Problem →
Look for "title" in each line of the records, and copy the lines that have it.

Provided records →
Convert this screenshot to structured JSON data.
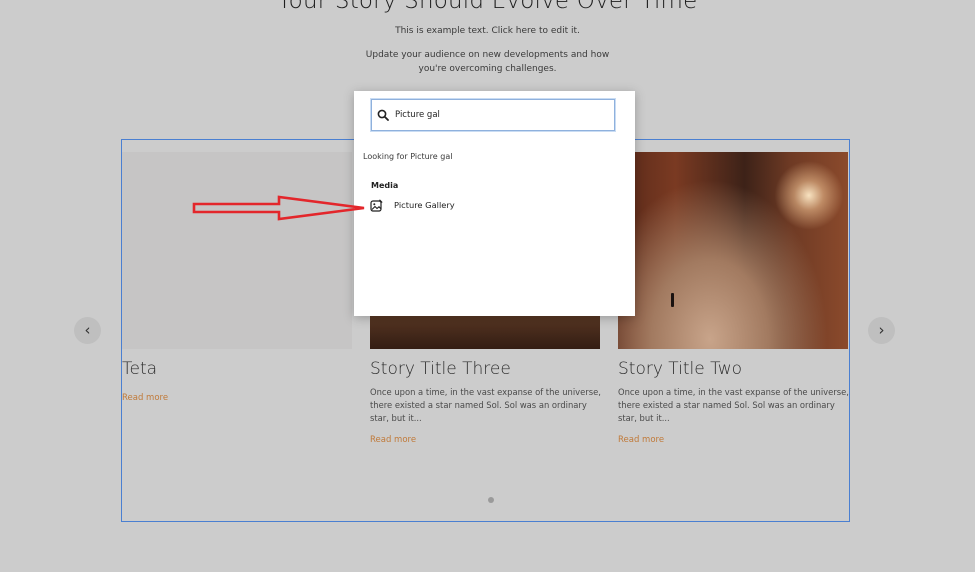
{
  "page": {
    "heading": "Your Story Should Evolve Over Time",
    "subtext_1": "This is example text. Click here to edit it.",
    "subtext_2_line1": "Update your audience on new developments and how",
    "subtext_2_line2": "you're overcoming challenges."
  },
  "gallery": {
    "cards": [
      {
        "title": "Teta",
        "description": "",
        "link": "Read more"
      },
      {
        "title": "Story Title Three",
        "description": "Once upon a time, in the vast expanse of the universe, there existed a star named Sol. Sol was an ordinary star, but it...",
        "link": "Read more"
      },
      {
        "title": "Story Title Two",
        "description": "Once upon a time, in the vast expanse of the universe, there existed a star named Sol. Sol was an ordinary star, but it...",
        "link": "Read more"
      }
    ],
    "prev_icon": "chevron-left-icon",
    "next_icon": "chevron-right-icon",
    "prev_glyph": "‹",
    "next_glyph": "›"
  },
  "search_popup": {
    "query": "Picture gal",
    "looking_for": "Looking for Picture gal",
    "section": "Media",
    "results": [
      {
        "label": "Picture Gallery",
        "icon": "picture-gallery-icon"
      }
    ]
  },
  "colors": {
    "background": "#cccccc",
    "selection_border": "#4a7fd1",
    "link": "#c07a3a",
    "annotation_arrow": "#e3262b"
  }
}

Your response →
        "title": "Teta",
        "title": "Story Title Three",
        "title": "Story Title Two",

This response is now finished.